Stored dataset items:
· · · · · · ·

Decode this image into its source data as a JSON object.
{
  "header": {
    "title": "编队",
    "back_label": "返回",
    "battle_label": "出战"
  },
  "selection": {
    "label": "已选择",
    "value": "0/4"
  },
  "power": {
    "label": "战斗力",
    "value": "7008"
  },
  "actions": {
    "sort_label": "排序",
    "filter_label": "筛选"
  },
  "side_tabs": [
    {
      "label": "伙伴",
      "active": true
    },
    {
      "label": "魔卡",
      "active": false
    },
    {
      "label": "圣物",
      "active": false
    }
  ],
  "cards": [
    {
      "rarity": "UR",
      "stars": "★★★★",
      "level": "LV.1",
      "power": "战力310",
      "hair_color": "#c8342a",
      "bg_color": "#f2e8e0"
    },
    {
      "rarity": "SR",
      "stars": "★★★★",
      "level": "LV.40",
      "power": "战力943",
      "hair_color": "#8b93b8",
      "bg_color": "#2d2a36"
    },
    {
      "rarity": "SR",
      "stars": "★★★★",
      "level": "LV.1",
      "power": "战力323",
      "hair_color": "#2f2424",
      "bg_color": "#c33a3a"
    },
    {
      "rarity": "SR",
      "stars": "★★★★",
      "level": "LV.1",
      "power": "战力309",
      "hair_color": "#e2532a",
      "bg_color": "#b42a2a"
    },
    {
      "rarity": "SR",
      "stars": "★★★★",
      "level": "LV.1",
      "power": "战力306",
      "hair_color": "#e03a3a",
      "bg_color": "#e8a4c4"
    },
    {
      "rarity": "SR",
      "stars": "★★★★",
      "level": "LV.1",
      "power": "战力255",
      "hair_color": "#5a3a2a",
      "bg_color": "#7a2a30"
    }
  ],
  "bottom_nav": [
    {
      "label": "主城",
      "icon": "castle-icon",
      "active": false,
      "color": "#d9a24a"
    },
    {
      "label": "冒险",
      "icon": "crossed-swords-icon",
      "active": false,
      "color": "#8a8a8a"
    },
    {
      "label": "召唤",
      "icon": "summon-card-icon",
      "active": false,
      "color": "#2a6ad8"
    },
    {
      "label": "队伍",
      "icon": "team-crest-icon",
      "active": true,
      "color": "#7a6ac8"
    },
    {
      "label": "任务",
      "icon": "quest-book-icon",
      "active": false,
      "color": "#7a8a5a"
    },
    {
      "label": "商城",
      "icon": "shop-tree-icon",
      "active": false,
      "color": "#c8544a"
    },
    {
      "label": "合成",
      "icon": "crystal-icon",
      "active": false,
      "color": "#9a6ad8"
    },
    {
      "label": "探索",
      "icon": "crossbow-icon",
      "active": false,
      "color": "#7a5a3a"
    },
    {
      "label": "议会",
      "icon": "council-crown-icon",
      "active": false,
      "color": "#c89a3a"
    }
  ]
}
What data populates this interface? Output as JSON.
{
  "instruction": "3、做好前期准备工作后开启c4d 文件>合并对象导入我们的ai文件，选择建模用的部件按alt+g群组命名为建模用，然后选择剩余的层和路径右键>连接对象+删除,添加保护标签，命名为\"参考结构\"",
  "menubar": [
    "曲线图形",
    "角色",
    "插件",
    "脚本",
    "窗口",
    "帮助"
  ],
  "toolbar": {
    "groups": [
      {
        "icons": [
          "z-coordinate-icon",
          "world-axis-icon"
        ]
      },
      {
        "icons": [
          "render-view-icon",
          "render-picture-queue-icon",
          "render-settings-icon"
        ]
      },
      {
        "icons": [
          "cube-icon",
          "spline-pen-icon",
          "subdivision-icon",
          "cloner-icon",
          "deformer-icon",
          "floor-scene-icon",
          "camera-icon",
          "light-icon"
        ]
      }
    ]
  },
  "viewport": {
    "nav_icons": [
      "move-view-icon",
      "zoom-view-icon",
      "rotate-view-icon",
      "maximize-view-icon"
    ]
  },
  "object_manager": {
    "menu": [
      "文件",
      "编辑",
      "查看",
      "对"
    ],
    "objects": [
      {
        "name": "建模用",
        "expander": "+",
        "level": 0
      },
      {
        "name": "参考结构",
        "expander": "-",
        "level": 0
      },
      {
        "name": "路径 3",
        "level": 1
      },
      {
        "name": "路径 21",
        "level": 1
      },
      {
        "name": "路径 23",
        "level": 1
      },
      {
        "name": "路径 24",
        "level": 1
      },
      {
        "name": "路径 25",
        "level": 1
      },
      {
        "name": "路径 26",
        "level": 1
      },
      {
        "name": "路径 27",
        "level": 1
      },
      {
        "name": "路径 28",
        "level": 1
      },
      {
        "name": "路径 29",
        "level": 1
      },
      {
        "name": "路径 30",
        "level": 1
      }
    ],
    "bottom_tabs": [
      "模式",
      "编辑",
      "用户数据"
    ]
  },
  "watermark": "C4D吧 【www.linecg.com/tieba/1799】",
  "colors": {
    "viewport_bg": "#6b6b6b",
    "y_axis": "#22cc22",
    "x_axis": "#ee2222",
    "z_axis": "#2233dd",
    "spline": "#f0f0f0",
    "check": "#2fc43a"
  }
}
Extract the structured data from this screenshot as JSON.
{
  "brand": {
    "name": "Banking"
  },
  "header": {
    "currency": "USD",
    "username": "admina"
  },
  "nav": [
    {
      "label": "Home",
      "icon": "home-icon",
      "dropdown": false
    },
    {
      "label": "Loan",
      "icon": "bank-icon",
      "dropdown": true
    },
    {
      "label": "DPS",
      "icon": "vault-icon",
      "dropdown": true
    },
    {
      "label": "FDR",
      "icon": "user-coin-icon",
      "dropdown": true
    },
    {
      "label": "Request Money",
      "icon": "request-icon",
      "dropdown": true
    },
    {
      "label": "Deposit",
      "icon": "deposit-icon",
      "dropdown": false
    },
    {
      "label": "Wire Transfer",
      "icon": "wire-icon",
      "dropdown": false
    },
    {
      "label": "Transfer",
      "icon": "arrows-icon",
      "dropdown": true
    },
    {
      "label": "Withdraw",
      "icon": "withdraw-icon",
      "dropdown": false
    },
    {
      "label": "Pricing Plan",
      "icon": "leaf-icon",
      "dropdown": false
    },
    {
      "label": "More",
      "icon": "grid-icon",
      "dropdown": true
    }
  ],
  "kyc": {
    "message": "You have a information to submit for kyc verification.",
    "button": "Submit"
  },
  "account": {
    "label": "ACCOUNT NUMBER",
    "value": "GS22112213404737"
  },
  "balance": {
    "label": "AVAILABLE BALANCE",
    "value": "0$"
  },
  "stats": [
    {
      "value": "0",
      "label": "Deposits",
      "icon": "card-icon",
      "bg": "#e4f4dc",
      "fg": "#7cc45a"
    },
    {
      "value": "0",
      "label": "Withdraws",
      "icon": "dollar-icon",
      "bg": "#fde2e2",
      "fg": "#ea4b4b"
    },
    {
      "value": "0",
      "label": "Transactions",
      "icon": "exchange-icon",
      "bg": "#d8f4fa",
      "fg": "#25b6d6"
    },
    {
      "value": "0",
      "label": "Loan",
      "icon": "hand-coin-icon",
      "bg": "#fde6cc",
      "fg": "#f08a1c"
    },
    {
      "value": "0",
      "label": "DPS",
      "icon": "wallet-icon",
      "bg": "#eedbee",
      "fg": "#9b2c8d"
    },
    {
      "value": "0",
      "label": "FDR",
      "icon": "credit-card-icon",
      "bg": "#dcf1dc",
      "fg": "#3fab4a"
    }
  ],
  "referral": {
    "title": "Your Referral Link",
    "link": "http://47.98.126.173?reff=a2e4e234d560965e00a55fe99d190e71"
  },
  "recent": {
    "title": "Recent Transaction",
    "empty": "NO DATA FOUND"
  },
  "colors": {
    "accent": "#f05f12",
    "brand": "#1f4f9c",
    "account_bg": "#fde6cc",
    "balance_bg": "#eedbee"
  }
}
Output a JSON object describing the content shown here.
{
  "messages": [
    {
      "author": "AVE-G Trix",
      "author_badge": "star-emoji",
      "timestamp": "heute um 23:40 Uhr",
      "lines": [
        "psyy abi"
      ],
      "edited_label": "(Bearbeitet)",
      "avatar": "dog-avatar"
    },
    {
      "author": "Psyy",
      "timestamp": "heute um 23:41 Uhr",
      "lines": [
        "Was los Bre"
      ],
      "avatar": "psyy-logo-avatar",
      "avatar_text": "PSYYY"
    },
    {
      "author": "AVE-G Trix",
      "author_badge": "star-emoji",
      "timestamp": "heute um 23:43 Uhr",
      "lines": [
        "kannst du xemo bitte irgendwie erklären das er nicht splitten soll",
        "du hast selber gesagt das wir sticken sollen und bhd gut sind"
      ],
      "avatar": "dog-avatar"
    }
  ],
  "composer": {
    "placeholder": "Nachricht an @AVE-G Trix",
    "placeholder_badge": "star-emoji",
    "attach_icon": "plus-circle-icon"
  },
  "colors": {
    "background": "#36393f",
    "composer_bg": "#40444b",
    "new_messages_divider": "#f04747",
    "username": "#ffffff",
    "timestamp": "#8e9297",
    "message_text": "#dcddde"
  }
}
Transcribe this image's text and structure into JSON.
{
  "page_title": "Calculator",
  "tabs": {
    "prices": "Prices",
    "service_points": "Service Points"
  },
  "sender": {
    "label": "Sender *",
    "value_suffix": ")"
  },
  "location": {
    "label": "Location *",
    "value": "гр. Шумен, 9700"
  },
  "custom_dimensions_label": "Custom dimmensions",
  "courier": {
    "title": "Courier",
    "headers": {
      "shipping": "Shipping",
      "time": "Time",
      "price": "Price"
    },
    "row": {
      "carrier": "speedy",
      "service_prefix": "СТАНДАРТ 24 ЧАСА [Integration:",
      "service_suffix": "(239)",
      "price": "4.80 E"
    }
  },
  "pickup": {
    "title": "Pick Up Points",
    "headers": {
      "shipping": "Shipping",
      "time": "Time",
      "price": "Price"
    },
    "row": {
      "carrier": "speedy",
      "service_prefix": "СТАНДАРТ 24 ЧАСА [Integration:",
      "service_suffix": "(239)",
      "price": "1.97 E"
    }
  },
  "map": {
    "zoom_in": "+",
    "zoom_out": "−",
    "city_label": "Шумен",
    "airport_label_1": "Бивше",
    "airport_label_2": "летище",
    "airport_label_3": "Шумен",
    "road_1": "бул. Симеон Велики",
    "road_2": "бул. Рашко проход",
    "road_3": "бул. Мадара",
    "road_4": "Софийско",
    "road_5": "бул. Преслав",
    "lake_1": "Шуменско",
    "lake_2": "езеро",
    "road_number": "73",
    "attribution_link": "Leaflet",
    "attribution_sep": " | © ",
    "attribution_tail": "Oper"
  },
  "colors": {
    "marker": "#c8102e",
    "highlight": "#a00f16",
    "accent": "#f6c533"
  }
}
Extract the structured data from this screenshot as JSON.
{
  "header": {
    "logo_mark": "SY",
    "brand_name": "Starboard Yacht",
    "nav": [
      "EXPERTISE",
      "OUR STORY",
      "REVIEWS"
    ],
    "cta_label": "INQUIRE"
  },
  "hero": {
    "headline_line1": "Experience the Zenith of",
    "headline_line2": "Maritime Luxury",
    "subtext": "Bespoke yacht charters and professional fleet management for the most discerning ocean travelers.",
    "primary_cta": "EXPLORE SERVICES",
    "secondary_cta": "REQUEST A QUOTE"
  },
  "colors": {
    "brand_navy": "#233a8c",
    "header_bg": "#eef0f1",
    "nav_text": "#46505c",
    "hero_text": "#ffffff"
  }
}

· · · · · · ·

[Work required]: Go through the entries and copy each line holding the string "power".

[Solution to the exercise]:
  "power": {
      "power": "战力310",
      "power": "战力943",
      "power": "战力323",
      "power": "战力309",
      "power": "战力306",
      "power": "战力255",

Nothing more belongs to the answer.